The Jakarta Post
President Joko “Jokowi” Widodo’s decision to develop 164,000 hectares of rice estates in Central Kalimantan is conceptually inappropriate because the policy is predicated on the perception that food security is defined almost solely as rice self-sufficiency.
The huge project is agronomically and environmentally not sustainable because a substantial portion of the rice estate will be developed on peatland, which is for the most part not suitable for growing rice.
Most independent agronomists and environmentalists have warned that the project will not be sustainable economically and ecologically and will only repeat the big mistake of the mega rice project launched by then-president Soeharto in the same area in the mid-1990s.
However, given Jokowi’s stubborn obsession with achieving rice self-sufficiency, not a single Cabinet member has dared to argue against the new project. Ministers and senior agriculture officials have blindly supported the plan, arguing that the government will learn from the failure of the rice estate project in the past, which wasted huge sums of taxpayer money.

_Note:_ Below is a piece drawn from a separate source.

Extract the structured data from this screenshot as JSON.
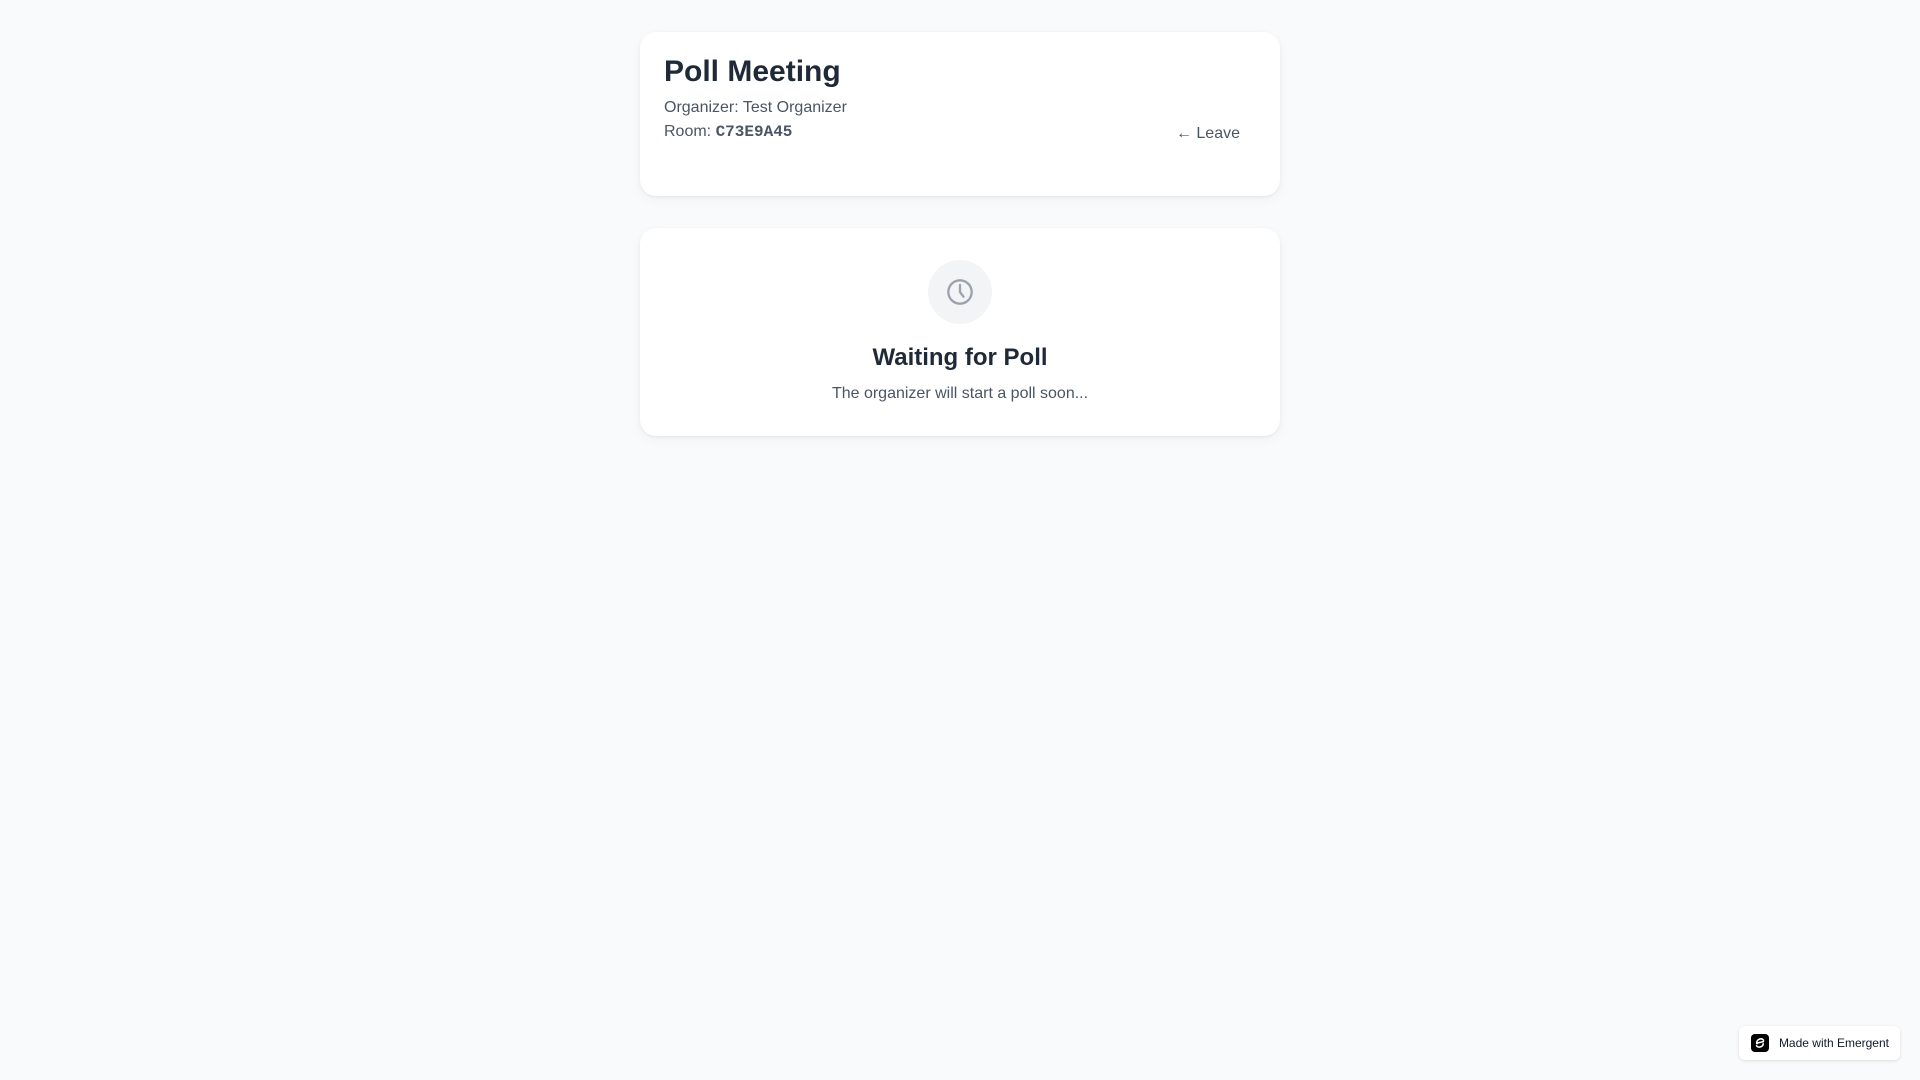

Even the World Bank in its July report on Indonesia pointed out that the large rice estate project is environmentally and economically unfeasible, asserting that the opening of such vast estates will only increase pressure on the land.
The report quoted experts as arguing that peat areas are unsuitable for rice cultivation and the benefits are likely to be limited. On the other hand, deep peat areas are important carbon sinks and the conversion of peatland for agriculture generates large negative spillovers through forest and land fires, pollution and peatland degradation.
Media reports show that in 2019, fires burned across nearly 270,000 ha of land in Central Kalimantan, much of which comprised the former mega rice project area of the 1990s.
Many research studies have concluded that rice and maize production can be doubled and palm oil and horticulture output can be tripled with high-yield seeds and the empowerment of farmers through agricultural extension services and better farm practices in fertilizer and pest and post-harvest management.
We should no longer be so greatly obsessed with achieving rice self-sufficiency. True, the consumption of rice, as the main staple of the majority of the almost 270 million people, should be fulfilled mostly by domestic production because too heavy dependence on imports leaves the nation highly vulnerable to supply shocks given the small number of rice exporters.
But focusing food policy on rice production to the point of zero imports could hinder the achievement of food security or food resilience in its broadest sense, as defined in the 2012 Food Law. Indeed, it is almost impossible for such a vast archipelagic country with such a huge population to secure full rice self-sufficiency all the time.
The growing urban middle-income population has undergone dietary and lifestyle changes in recent years toward more grains and oilseed commodities, vegetables, fruit, fish and chicken.
Hence, while the agricultural support policy should continue to aim at keeping our dependence on rice imports very low, the government should allocate more resources to the production of other food crops and horticulture.